    • I find it kind of frightening that people make fun of you for sleeping eight hours a night. Eight hours! Isn’t that the recommended amount of sleep? Thank you for visiting — thank you for sharing. xE

  • Hey Esme,

    I’m quite new to your blog and I think this is the 3rd post I’ve read.

    Apart from you beautiful style of writing, I find your posts particularly pertinent to myself.

    I have a predilection for over-thinking and over-stressing, to the point where my energy levels are severely depleted. I’ve been working with my life coach to honour my body-clock, and I now realise that I am not a morning person! Morning’s are now reserved for yoga + meditation, then I usually get to work at midday. I eat lunch at my computer (terrible), take a break from 3-5, then work from 5-8pm when I get a second wind.
    Some might balk at 6 hours of work per day, but I’d say I achieve more than people who work 8 hours days. I just wrote 2200 words in 2 hours. Not bad, huh?

    Anyway, great post. I’ll have to check out Alice Rice 🙂

    • Hi, Camilla! Pleased to meet you. Thank you for sharing your process — I think it’s fantastic that you’ve figured out how your body and mind best work. & absolutely, re: the 6-hour workday. You’re getting an amazing amount of work done, and still making time for yoga and meditation; you’re an inspiration! xE

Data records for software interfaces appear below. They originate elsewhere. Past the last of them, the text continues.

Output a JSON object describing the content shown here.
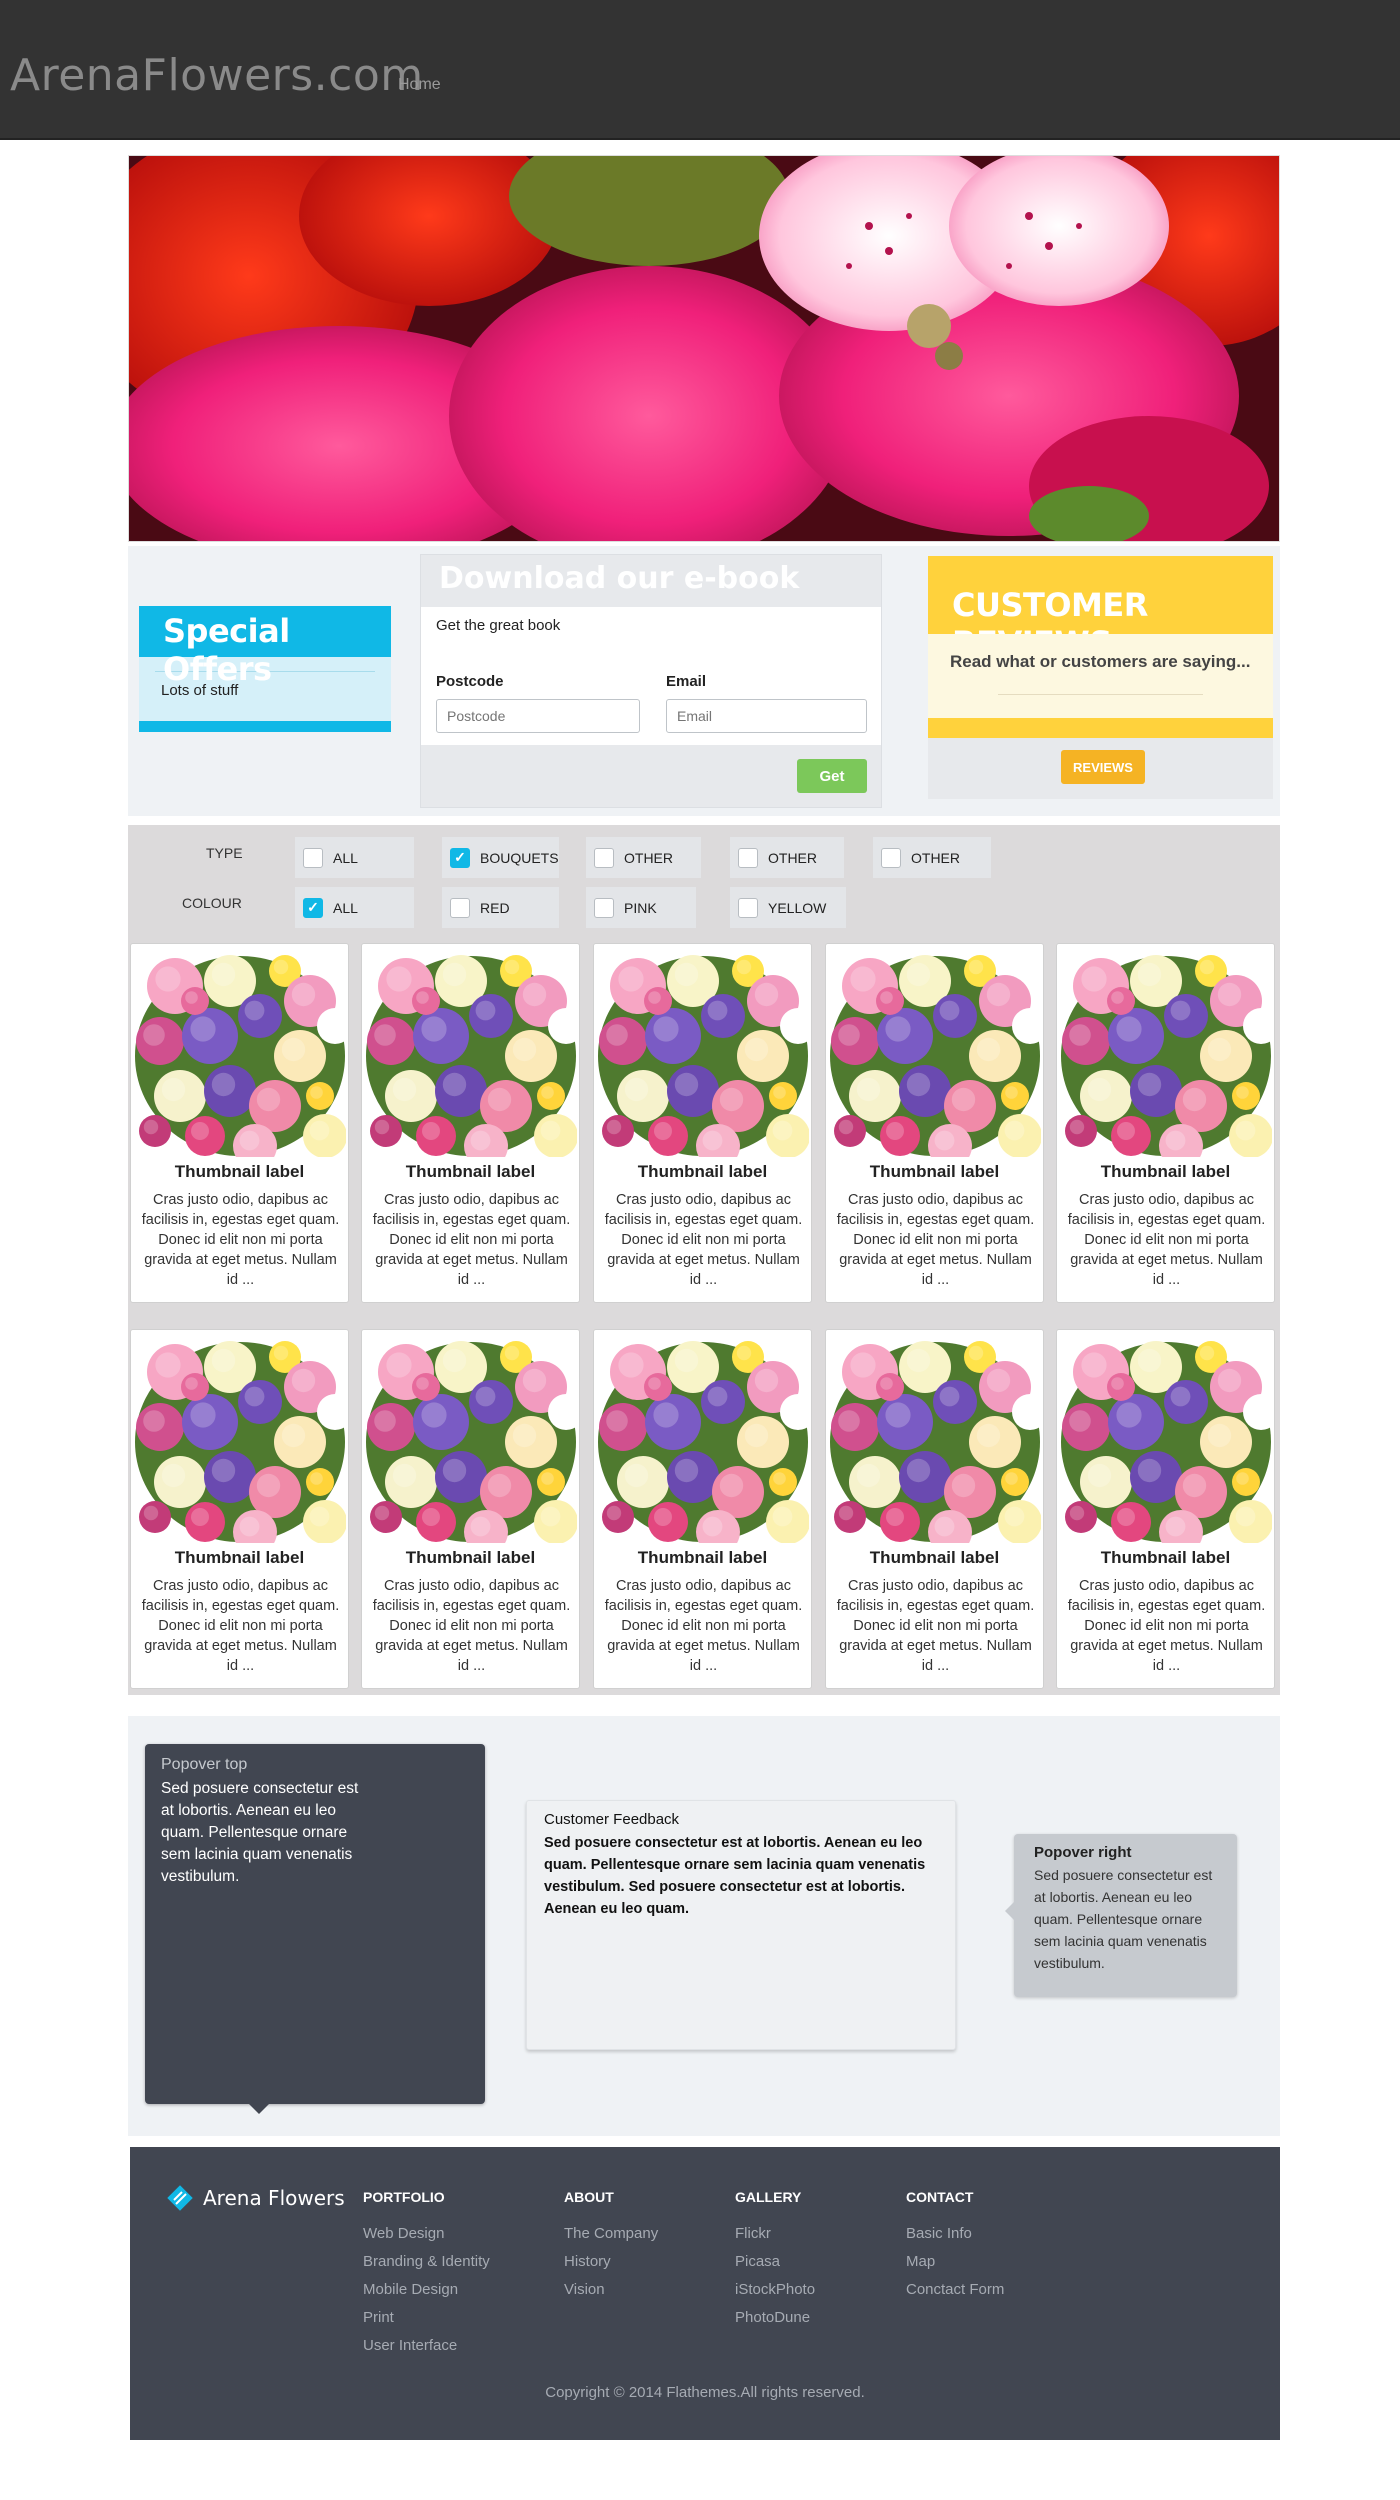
{
  "header": {
    "brand": "ArenaFlowers.com",
    "nav": [
      {
        "label": "Home"
      }
    ]
  },
  "promo": {
    "special_offers": {
      "title": "Special Offers",
      "body": "Lots of stuff"
    },
    "ebook": {
      "title": "Download our e-book",
      "subtitle": "Get the great book",
      "postcode_label": "Postcode",
      "postcode_placeholder": "Postcode",
      "email_label": "Email",
      "email_placeholder": "Email",
      "button": "Get"
    },
    "reviews": {
      "title": "CUSTOMER REVIEWS",
      "body": "Read what or customers are saying...",
      "button": "REVIEWS"
    }
  },
  "filters": {
    "type_label": "TYPE",
    "type_options": [
      {
        "label": "ALL",
        "checked": false
      },
      {
        "label": "BOUQUETS",
        "checked": true
      },
      {
        "label": "OTHER",
        "checked": false
      },
      {
        "label": "OTHER",
        "checked": false
      },
      {
        "label": "OTHER",
        "checked": false
      }
    ],
    "colour_label": "COLOUR",
    "colour_options": [
      {
        "label": "ALL",
        "checked": true
      },
      {
        "label": "RED",
        "checked": false
      },
      {
        "label": "PINK",
        "checked": false
      },
      {
        "label": "YELLOW",
        "checked": false
      }
    ]
  },
  "products": [
    {
      "title": "Thumbnail label",
      "text": "Cras justo odio, dapibus ac facilisis in, egestas eget quam. Donec id elit non mi porta gravida at eget metus. Nullam id ..."
    },
    {
      "title": "Thumbnail label",
      "text": "Cras justo odio, dapibus ac facilisis in, egestas eget quam. Donec id elit non mi porta gravida at eget metus. Nullam id ..."
    },
    {
      "title": "Thumbnail label",
      "text": "Cras justo odio, dapibus ac facilisis in, egestas eget quam. Donec id elit non mi porta gravida at eget metus. Nullam id ..."
    },
    {
      "title": "Thumbnail label",
      "text": "Cras justo odio, dapibus ac facilisis in, egestas eget quam. Donec id elit non mi porta gravida at eget metus. Nullam id ..."
    },
    {
      "title": "Thumbnail label",
      "text": "Cras justo odio, dapibus ac facilisis in, egestas eget quam. Donec id elit non mi porta gravida at eget metus. Nullam id ..."
    },
    {
      "title": "Thumbnail label",
      "text": "Cras justo odio, dapibus ac facilisis in, egestas eget quam. Donec id elit non mi porta gravida at eget metus. Nullam id ..."
    },
    {
      "title": "Thumbnail label",
      "text": "Cras justo odio, dapibus ac facilisis in, egestas eget quam. Donec id elit non mi porta gravida at eget metus. Nullam id ..."
    },
    {
      "title": "Thumbnail label",
      "text": "Cras justo odio, dapibus ac facilisis in, egestas eget quam. Donec id elit non mi porta gravida at eget metus. Nullam id ..."
    },
    {
      "title": "Thumbnail label",
      "text": "Cras justo odio, dapibus ac facilisis in, egestas eget quam. Donec id elit non mi porta gravida at eget metus. Nullam id ..."
    },
    {
      "title": "Thumbnail label",
      "text": "Cras justo odio, dapibus ac facilisis in, egestas eget quam. Donec id elit non mi porta gravida at eget metus. Nullam id ..."
    }
  ],
  "popovers": {
    "top": {
      "title": "Popover top",
      "body": "Sed posuere consectetur est at lobortis. Aenean eu leo quam. Pellentesque ornare sem lacinia quam venenatis vestibulum."
    },
    "feedback": {
      "title": "Customer Feedback",
      "body": "Sed posuere consectetur est at lobortis. Aenean eu leo quam. Pellentesque ornare sem lacinia quam venenatis vestibulum. Sed posuere consectetur est at lobortis. Aenean eu leo quam."
    },
    "right": {
      "title": "Popover right",
      "body": "Sed posuere consectetur est at lobortis. Aenean eu leo quam. Pellentesque ornare sem lacinia quam venenatis vestibulum."
    }
  },
  "footer": {
    "logo_text": "Arena Flowers",
    "columns": [
      {
        "heading": "PORTFOLIO",
        "links": [
          "Web Design",
          "Branding & Identity",
          "Mobile Design",
          "Print",
          "User Interface"
        ]
      },
      {
        "heading": "ABOUT",
        "links": [
          "The Company",
          "History",
          "Vision"
        ]
      },
      {
        "heading": "GALLERY",
        "links": [
          "Flickr",
          "Picasa",
          "iStockPhoto",
          "PhotoDune"
        ]
      },
      {
        "heading": "CONTACT",
        "links": [
          "Basic Info",
          "Map",
          "Conctact Form"
        ]
      }
    ],
    "copyright": "Copyright © 2014 Flathemes.All rights reserved."
  },
  "colors": {
    "accent_cyan": "#10b8e6",
    "accent_yellow": "#ffd23c",
    "accent_green": "#7cc85a",
    "dark": "#414651"
  }
}
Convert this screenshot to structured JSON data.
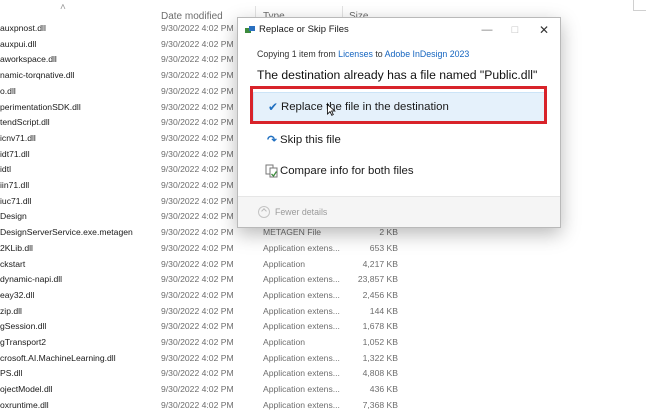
{
  "explorer": {
    "columns": {
      "date": "Date modified",
      "type": "Type",
      "size": "Size"
    },
    "files": [
      {
        "name": "auxpnost.dll",
        "date": "9/30/2022 4:02 PM",
        "type": "",
        "size": ""
      },
      {
        "name": "auxpui.dll",
        "date": "9/30/2022 4:02 PM",
        "type": "",
        "size": ""
      },
      {
        "name": "aworkspace.dll",
        "date": "9/30/2022 4:02 PM",
        "type": "",
        "size": ""
      },
      {
        "name": "namic-torqnative.dll",
        "date": "9/30/2022 4:02 PM",
        "type": "",
        "size": ""
      },
      {
        "name": "o.dll",
        "date": "9/30/2022 4:02 PM",
        "type": "",
        "size": ""
      },
      {
        "name": "perimentationSDK.dll",
        "date": "9/30/2022 4:02 PM",
        "type": "",
        "size": ""
      },
      {
        "name": "tendScript.dll",
        "date": "9/30/2022 4:02 PM",
        "type": "",
        "size": ""
      },
      {
        "name": "icnv71.dll",
        "date": "9/30/2022 4:02 PM",
        "type": "",
        "size": ""
      },
      {
        "name": "idt71.dll",
        "date": "9/30/2022 4:02 PM",
        "type": "",
        "size": ""
      },
      {
        "name": "idtl",
        "date": "9/30/2022 4:02 PM",
        "type": "",
        "size": ""
      },
      {
        "name": "iin71.dll",
        "date": "9/30/2022 4:02 PM",
        "type": "",
        "size": ""
      },
      {
        "name": "iuc71.dll",
        "date": "9/30/2022 4:02 PM",
        "type": "",
        "size": ""
      },
      {
        "name": "Design",
        "date": "9/30/2022 4:02 PM",
        "type": "",
        "size": ""
      },
      {
        "name": "DesignServerService.exe.metagen",
        "date": "9/30/2022 4:02 PM",
        "type": "METAGEN File",
        "size": "2 KB"
      },
      {
        "name": "2KLib.dll",
        "date": "9/30/2022 4:02 PM",
        "type": "Application extens...",
        "size": "653 KB"
      },
      {
        "name": "ckstart",
        "date": "9/30/2022 4:02 PM",
        "type": "Application",
        "size": "4,217 KB"
      },
      {
        "name": "dynamic-napi.dll",
        "date": "9/30/2022 4:02 PM",
        "type": "Application extens...",
        "size": "23,857 KB"
      },
      {
        "name": "eay32.dll",
        "date": "9/30/2022 4:02 PM",
        "type": "Application extens...",
        "size": "2,456 KB"
      },
      {
        "name": "zip.dll",
        "date": "9/30/2022 4:02 PM",
        "type": "Application extens...",
        "size": "144 KB"
      },
      {
        "name": "gSession.dll",
        "date": "9/30/2022 4:02 PM",
        "type": "Application extens...",
        "size": "1,678 KB"
      },
      {
        "name": "gTransport2",
        "date": "9/30/2022 4:02 PM",
        "type": "Application",
        "size": "1,052 KB"
      },
      {
        "name": "crosoft.AI.MachineLearning.dll",
        "date": "9/30/2022 4:02 PM",
        "type": "Application extens...",
        "size": "1,322 KB"
      },
      {
        "name": "PS.dll",
        "date": "9/30/2022 4:02 PM",
        "type": "Application extens...",
        "size": "4,808 KB"
      },
      {
        "name": "ojectModel.dll",
        "date": "9/30/2022 4:02 PM",
        "type": "Application extens...",
        "size": "436 KB"
      },
      {
        "name": "oxruntime.dll",
        "date": "9/30/2022 4:02 PM",
        "type": "Application extens...",
        "size": "7,368 KB"
      }
    ]
  },
  "dialog": {
    "title": "Replace or Skip Files",
    "copying_prefix": "Copying 1 item from ",
    "source": "Licenses",
    "to_word": " to ",
    "destination": "Adobe InDesign 2023",
    "heading": "The destination already has a file named \"Public.dll\"",
    "options": {
      "replace": "Replace the file in the destination",
      "skip": "Skip this file",
      "compare": "Compare info for both files"
    },
    "fewer_details": "Fewer details",
    "controls": {
      "minimize": "—",
      "maximize": "□",
      "close": "✕"
    }
  },
  "icons": {
    "replace": "checkmark-icon",
    "skip": "skip-arrow-icon",
    "compare": "compare-files-icon"
  },
  "colors": {
    "link": "#1565c0",
    "accent_icon": "#1f6fc0",
    "selected_option_bg": "#e5f1fb",
    "annotation_red": "#d8232a"
  }
}
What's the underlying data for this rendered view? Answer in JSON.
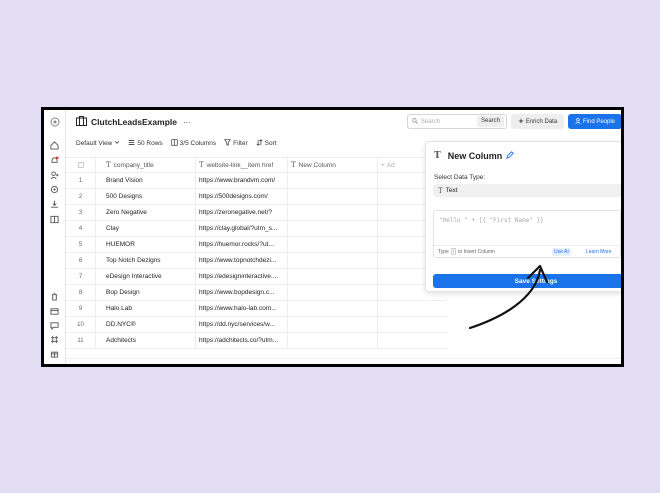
{
  "app": {
    "title": "ClutchLeadsExample",
    "more": "···"
  },
  "header": {
    "search_placeholder": "Search",
    "search_button": "Search",
    "enrich_button": "Enrich Data",
    "find_button": "Find People"
  },
  "toolbar": {
    "view": "Default View",
    "rows": "50 Rows",
    "columns": "3/5 Columns",
    "filter": "Filter",
    "sort": "Sort"
  },
  "table": {
    "columns": [
      "company_title",
      "website-link__item href",
      "New Column",
      "Ad"
    ],
    "rows": [
      {
        "n": "1",
        "company": "Brand Vision",
        "site": "https://www.brandvm.com/"
      },
      {
        "n": "2",
        "company": "500 Designs",
        "site": "https://500designs.com/"
      },
      {
        "n": "3",
        "company": "Zero Negative",
        "site": "https://zeronegative.net/?"
      },
      {
        "n": "4",
        "company": "Clay",
        "site": "https://clay.global/?utm_s..."
      },
      {
        "n": "5",
        "company": "HUEMOR",
        "site": "https://huemor.rocks/?ut..."
      },
      {
        "n": "6",
        "company": "Top Notch Dezigns",
        "site": "https://www.topnotchdezi..."
      },
      {
        "n": "7",
        "company": "eDesign Interactive",
        "site": "https://edesigninteractive...."
      },
      {
        "n": "8",
        "company": "Bop Design",
        "site": "https://www.bopdesign.c..."
      },
      {
        "n": "9",
        "company": "Halo Lab",
        "site": "https://www.halo-lab.com..."
      },
      {
        "n": "10",
        "company": "DD.NYC®",
        "site": "https://dd.nyc/services/w..."
      },
      {
        "n": "11",
        "company": "Adchitects",
        "site": "https://adchitects.co/?utm..."
      }
    ]
  },
  "panel": {
    "title": "New Column",
    "close": "×",
    "data_type_label": "Select Data Type:",
    "data_type_value": "Text",
    "formula_placeholder": "\"Hello \" + {{ \"First Name\" }}",
    "hint_prefix": "Type",
    "hint_key": "/",
    "hint_suffix": "to Insert Column",
    "use_ai": "Use AI",
    "learn_more": "Learn More",
    "save_button": "Save Settings"
  },
  "colors": {
    "accent": "#1a73e8",
    "background": "#e2ddf3"
  }
}
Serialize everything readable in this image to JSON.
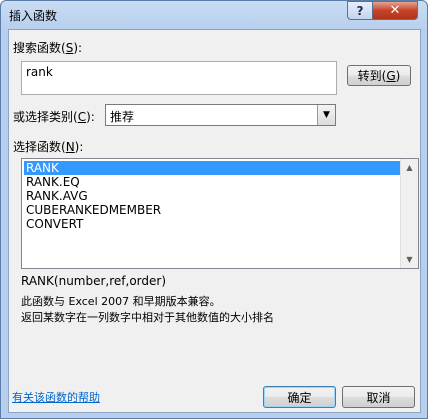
{
  "window": {
    "title": "插入函数",
    "help_glyph": "?",
    "close_glyph": "✕"
  },
  "search": {
    "label_prefix": "搜索函数(",
    "label_key": "S",
    "label_suffix": "):",
    "value": "rank",
    "go_prefix": "转到(",
    "go_key": "G",
    "go_suffix": ")"
  },
  "category": {
    "label_prefix": "或选择类别(",
    "label_key": "C",
    "label_suffix": "):",
    "selected": "推荐",
    "arrow": "▼"
  },
  "functions": {
    "label_prefix": "选择函数(",
    "label_key": "N",
    "label_suffix": "):",
    "items": [
      "RANK",
      "RANK.EQ",
      "RANK.AVG",
      "CUBERANKEDMEMBER",
      "CONVERT"
    ],
    "selected_index": 0
  },
  "details": {
    "signature": "RANK(number,ref,order)",
    "compat": "此函数与 Excel 2007 和早期版本兼容。",
    "description": "返回某数字在一列数字中相对于其他数值的大小排名"
  },
  "footer": {
    "help_link": "有关该函数的帮助",
    "ok": "确定",
    "cancel": "取消"
  }
}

  • Esme,
    Accepting my energy limitations has been one of my greatest challenges. I am getting better at prioritizing sleep and listening to my body most days because I pay a huge price if I don’t. I love your suggestions and I am encourage to know you still get your work done. Thank you so sharing on this topic.